(Interface dataset entries)
·····

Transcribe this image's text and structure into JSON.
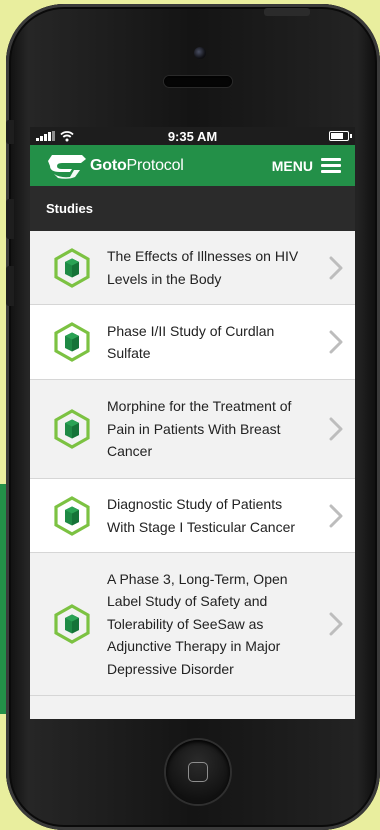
{
  "status_bar": {
    "time": "9:35 AM"
  },
  "header": {
    "logo_bold": "Goto",
    "logo_light": "Protocol",
    "menu_label": "MENU",
    "brand_color": "#239048"
  },
  "section": {
    "title": "Studies"
  },
  "studies": [
    {
      "title": "The Effects of Illnesses on HIV Levels in the Body"
    },
    {
      "title": "Phase I/II Study of Curdlan Sulfate"
    },
    {
      "title": "Morphine for the Treatment of Pain in Patients With Breast Cancer"
    },
    {
      "title": "Diagnostic Study of Patients With Stage I Testicular Cancer"
    },
    {
      "title": "A Phase 3, Long-Term, Open Label Study of Safety and Tolerability of SeeSaw as Adjunctive Therapy in Major Depressive Disorder"
    }
  ],
  "icons": {
    "study_icon": "hexagon-study-icon",
    "chevron": "chevron-right-icon",
    "menu": "hamburger-menu-icon"
  }
}
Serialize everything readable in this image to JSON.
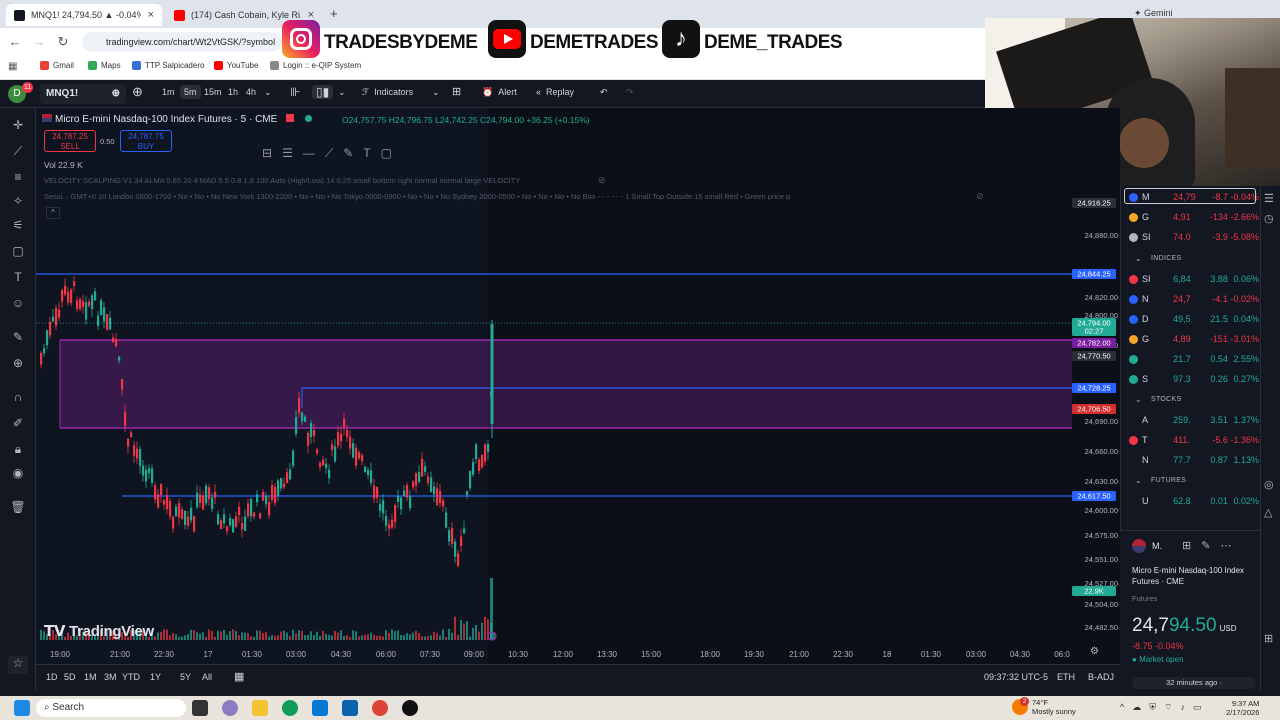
{
  "browser": {
    "tabs": [
      {
        "label": "MNQ1! 24,794.50 ▲ -0.04% U..."
      },
      {
        "label": "(174) Cash Cobain, Kyle Ri..."
      }
    ],
    "url": "tradingview.com/chart/Wt2VtGSK/?symbol",
    "bookmarks": [
      "Gmail",
      "Maps",
      "TTP Salpicadero",
      "YouTube",
      "Login :: e-QIP System"
    ],
    "gemini_label": "Gemini"
  },
  "overlay": {
    "instagram": "TRADESBYDEME",
    "youtube": "DEMETRADES",
    "tiktok": "DEME_TRADES"
  },
  "toolbar": {
    "symbol": "MNQ1!",
    "intervals": [
      "1m",
      "5m",
      "15m",
      "1h",
      "4h"
    ],
    "indicators": "Indicators",
    "alert": "Alert",
    "replay": "Replay"
  },
  "chart": {
    "symbol_title": "Micro E-mini Nasdaq-100 Index Futures · 5 · CME",
    "ohlc": "O24,757.75 H24,796.75 L24,742.25 C24,794.00 +36.25 (+0.15%)",
    "sell_price": "24,787.25",
    "sell_label": "SELL",
    "spread": "0.50",
    "buy_price": "24,787.75",
    "buy_label": "BUY",
    "volume": "Vol 22.9 K",
    "indicator1": "VELOCITY SCALPING V1 34 ALMA 0.65 20 4 MAD 5 5 0.8 1.8 100 Auto (High/Low) 14 0.25 small bottom right normal normal large VELOCITY",
    "indicator2": "Sessi... GMT+0 10 London 0800-1700 • No • No • No New York 1300-2200 • No • No • No Tokyo 0000-0900 • No • No • No Sydney 2000-0500 • No • No • No • No Box - - - - - - 1 Small Top Outside 15 small Red • Green price p",
    "watermark": "TradingView",
    "price_axis": [
      "24,880.00",
      "24,820.00",
      "24,800.00",
      "24,750.00",
      "24,690.00",
      "24,660.00",
      "24,630.00",
      "24,600.00",
      "24,575.00",
      "24,551.00",
      "24,527.00",
      "24,504.00",
      "24,482.50"
    ],
    "price_tags": [
      {
        "label": "24,916.25",
        "color": "#2a2e39"
      },
      {
        "label": "24,844.25",
        "color": "#2962ff"
      },
      {
        "label": "24,794.00",
        "color": "#22ab94"
      },
      {
        "label": "02:27",
        "color": "#22ab94"
      },
      {
        "label": "24,782.00",
        "color": "#7b1fa2"
      },
      {
        "label": "24,770.50",
        "color": "#2a2e39"
      },
      {
        "label": "24,728.25",
        "color": "#2962ff"
      },
      {
        "label": "24,706.50",
        "color": "#d32f2f"
      },
      {
        "label": "24,617.50",
        "color": "#2962ff"
      },
      {
        "label": "22.9K",
        "color": "#22ab94"
      }
    ],
    "time_axis": [
      "19:00",
      "21:00",
      "22:30",
      "17",
      "01:30",
      "03:00",
      "04:30",
      "06:00",
      "07:30",
      "09:00",
      "10:30",
      "12:00",
      "13:30",
      "15:00",
      "18:00",
      "19:30",
      "21:00",
      "22:30",
      "18",
      "01:30",
      "03:00",
      "04:30",
      "06:0"
    ],
    "zone_color": "#9c27b0",
    "line_color": "#2962ff"
  },
  "watchlist": {
    "top": [
      {
        "sym": "M",
        "last": "24,79",
        "chg": "-8.7",
        "pct": "-0.04%",
        "color": "#f23645",
        "dot": "#2962ff"
      },
      {
        "sym": "G",
        "last": "4,91",
        "chg": "-134",
        "pct": "-2.66%",
        "color": "#f23645",
        "dot": "#f5a623"
      },
      {
        "sym": "SI",
        "last": "74.0",
        "chg": "-3.9",
        "pct": "-5.08%",
        "color": "#f23645",
        "dot": "#b2b5be"
      }
    ],
    "indices_label": "INDICES",
    "indices": [
      {
        "sym": "SI",
        "last": "6,84",
        "chg": "3.88",
        "pct": "0.06%",
        "color": "#22ab94",
        "dot": "#f23645"
      },
      {
        "sym": "N",
        "last": "24,7",
        "chg": "-4.1",
        "pct": "-0.02%",
        "color": "#f23645",
        "dot": "#2962ff"
      },
      {
        "sym": "D",
        "last": "49,5",
        "chg": "21.5",
        "pct": "0.04%",
        "color": "#22ab94",
        "dot": "#2962ff"
      },
      {
        "sym": "G",
        "last": "4,89",
        "chg": "-151",
        "pct": "-3.01%",
        "color": "#f23645",
        "dot": "#f5a623"
      },
      {
        "sym": "",
        "last": "21.7",
        "chg": "0.54",
        "pct": "2.55%",
        "color": "#22ab94",
        "dot": "#22ab94"
      },
      {
        "sym": "S",
        "last": "97.3",
        "chg": "0.26",
        "pct": "0.27%",
        "color": "#22ab94",
        "dot": "#22ab94"
      }
    ],
    "stocks_label": "STOCKS",
    "stocks": [
      {
        "sym": "A",
        "last": "259.",
        "chg": "3.51",
        "pct": "1.37%",
        "color": "#22ab94",
        "dot": "#131722"
      },
      {
        "sym": "T",
        "last": "411.",
        "chg": "-5.6",
        "pct": "-1.36%",
        "color": "#f23645",
        "dot": "#f23645"
      },
      {
        "sym": "N",
        "last": "77.7",
        "chg": "0.87",
        "pct": "1.13%",
        "color": "#22ab94",
        "dot": "#131722"
      }
    ],
    "futures_label": "FUTURES",
    "futures": [
      {
        "sym": "U",
        "last": "62.8",
        "chg": "0.01",
        "pct": "0.02%",
        "color": "#22ab94",
        "dot": "#131722"
      }
    ],
    "detail_symbol": "M.",
    "detail_name": "Micro E-mini Nasdaq-100 Index Futures · CME",
    "detail_type": "Futures",
    "detail_price_big": "24,7",
    "detail_price_small": "94.50",
    "detail_currency": "USD",
    "detail_change": "-8.75 -0.04%",
    "detail_status": "Market open",
    "detail_news": "32 minutes ago ·"
  },
  "bottom": {
    "ranges": [
      "1D",
      "5D",
      "1M",
      "3M",
      "YTD",
      "1Y",
      "5Y",
      "All"
    ],
    "clock": "09:37:32 UTC-5",
    "session": "ETH",
    "adj": "B-ADJ"
  },
  "taskbar": {
    "search": "Search",
    "weather_temp": "74°F",
    "weather_desc": "Mostly sunny",
    "time": "9:37 AM",
    "date": "2/17/2026",
    "badge": "2"
  }
}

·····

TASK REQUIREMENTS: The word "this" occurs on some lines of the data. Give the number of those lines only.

RESPONSE: 2